The SurgeKimberly Kagan approaches the Surge from a different direction in The Surge. While Mansoor focuses on Petraeus and the civil-military relationship, Kagan focuses on the operations—General Ray Odierno’s coordination of brigades and divisions on the Iraqi battlefields. Hers is the story behind the red and blue arrows that adorn military battle maps, showing which units attacked which enemy forces, where, and when.

Kagan’s book suffers from shortcomings in style, execution, and sourcing. Reading the book is a struggle even for a reader who is deeply interested in the subject. The book offers little value to the overall discussion surrounding the Surge. Stylistically, it reads like the first draft of a doctoral dissertation. The information is there, the facts are in the right order, and the discourse is at an appropriately high level. But none of the work is thoughtfully organized.

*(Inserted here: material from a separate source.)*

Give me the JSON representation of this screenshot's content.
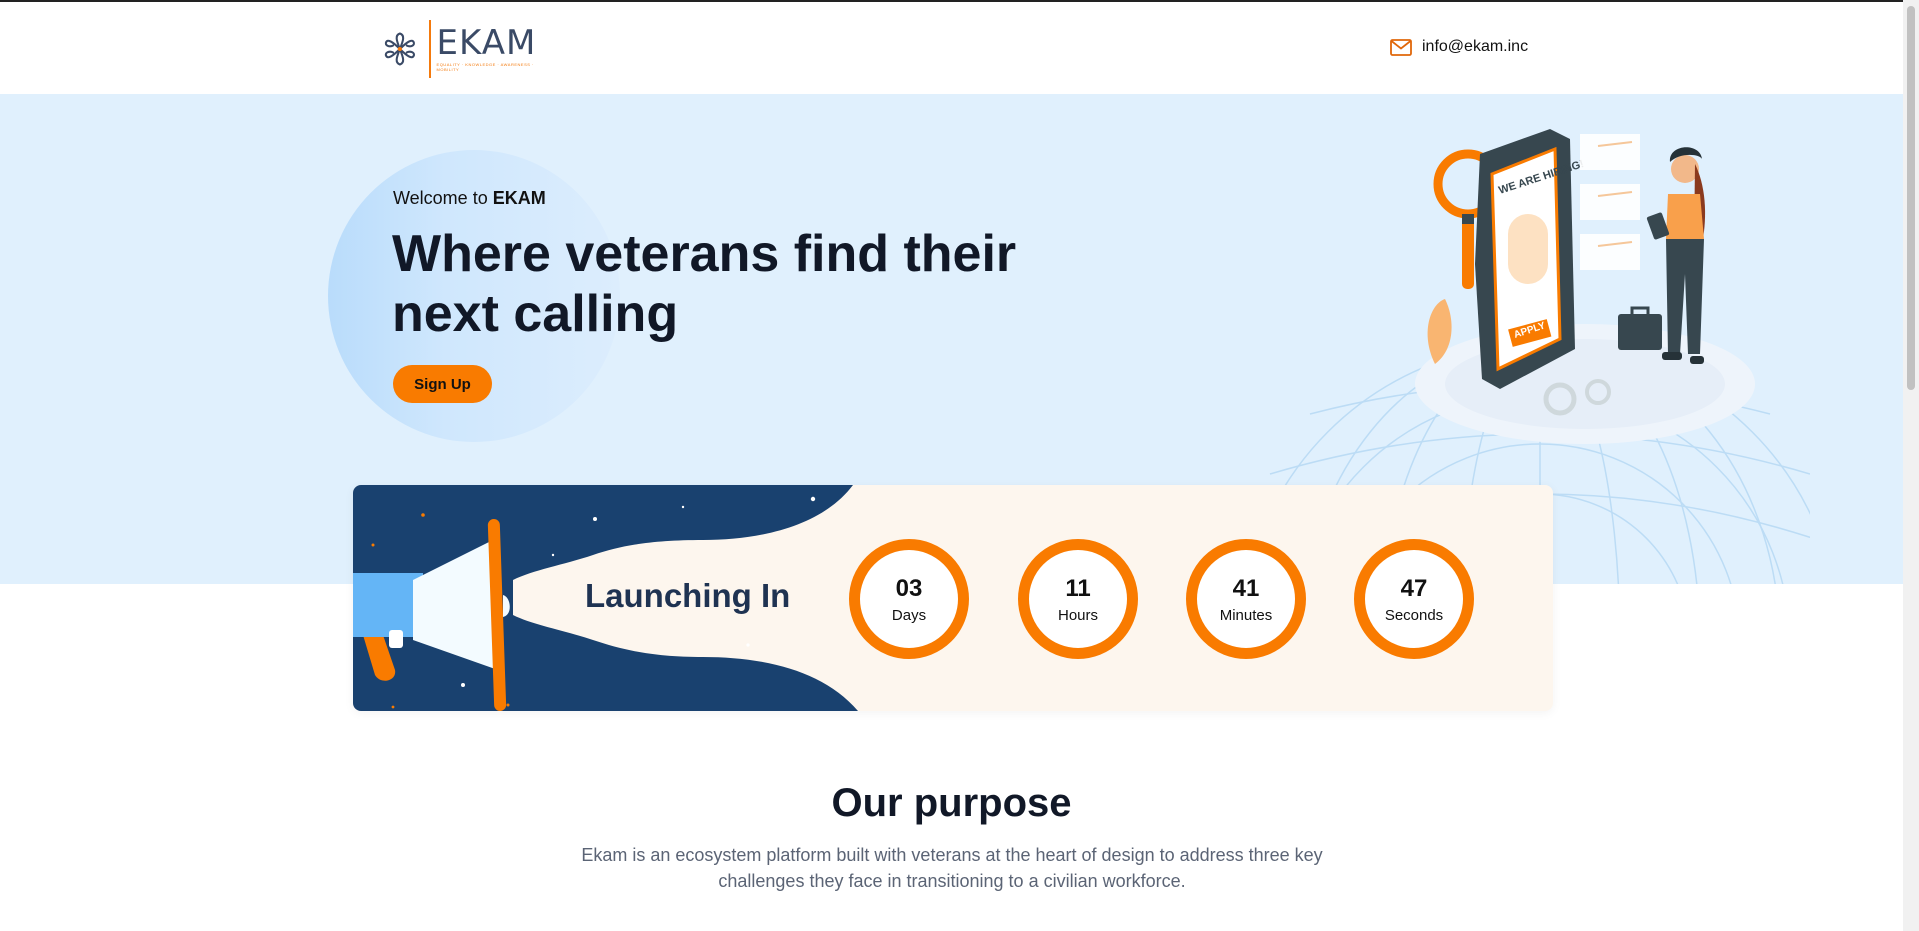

JAM and Special Groups conducted multiple, simultaneous and successive operations to control Baghdad throughout 2006, involving combat (kinetic operations, the neologism that US forces would use) and a wide array of economic, social, and religious (non-kinetic) instruments. Their first priority was controlling east Baghdad through kinetic and non-kinetic means. They consolidated their control over east Baghdad over the second half of 2006. At the same time, they place their main effort on expansion in west Baghdad. The enemy conducted shaping operation north and south of the city in order to influence the main efforts. Their operations were very effective. Shia extremist expansion placed pressure on Sunni-populated areas in the center of Baghdad: Mansour and Karkh, Rusafa, and Adhamiyah.

There are problems with punctuation and capitalization, as well as inconsistent use of acronyms and proper names.

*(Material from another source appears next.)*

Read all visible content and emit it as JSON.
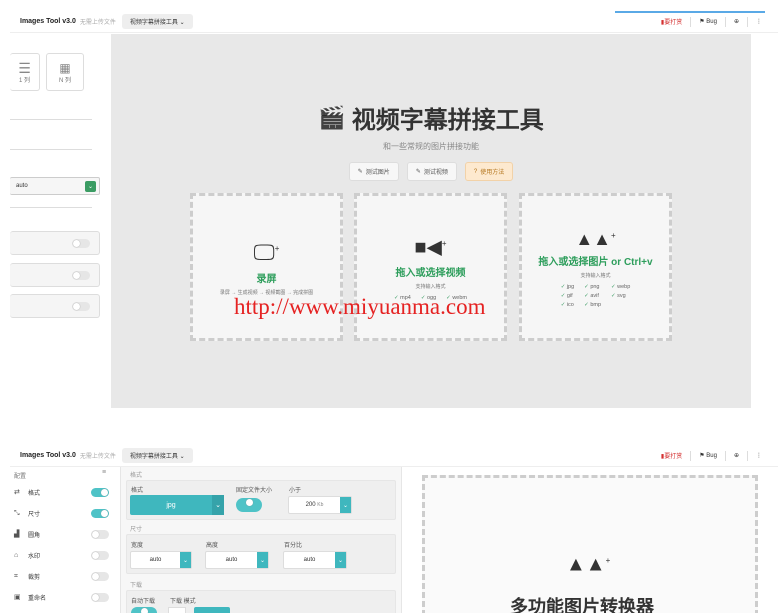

Finally, the sourcing. Kagan’s book includes 809 individual endnotes, which signals that she has based her case on facts. But the majority of these citations are for official press releases from entities within the Department of Defense—individual units, the Multi-National Forces in Iraq, and others. While these sources are not necessarily false, Kagan’s reliance on official military sources suggests that her purpose might be preserving the company line for the United States military instead of preparing an original, analytical, and independent work of military history.

Like Mansoor, Kagan concludes that the Surge was a wildly successful masterstroke of military strategy. In her conclusion she notes, “the general stabilization of central and western Iraq has allowed both US and Iraqi leaders to focus on problem areas in the south and north that had been under-resourced for a long time.” This may have been the case in 2008 and 2009 when her book was being completed and published, but the stabilization did not last and the breathing room that the Surge was meant to purchase never resulted in substantial political gains for Iraqi leaders.

It is unfortunate that these books insist on repeating the Surge narrative, because properly understanding what went right and what went wrong during each iteration of the Iraq War, including the period of the Surge, is crucial for understanding if and how force should be used in the future.


Caleb S. Cage is a graduate of the United States Military Academy, West Point, and a veteran of the Iraq War. He is the co-author of the book, The Gods of Diyala: Transfer of Command in Iraq (Texas A&M, 2008), about his time as a platoon leader, and his essays and fiction have appeared in War, Literature, and the Arts, Red Rock Review, High Country News, Small Wars Journal, and various other publications and anthologies. More from this author →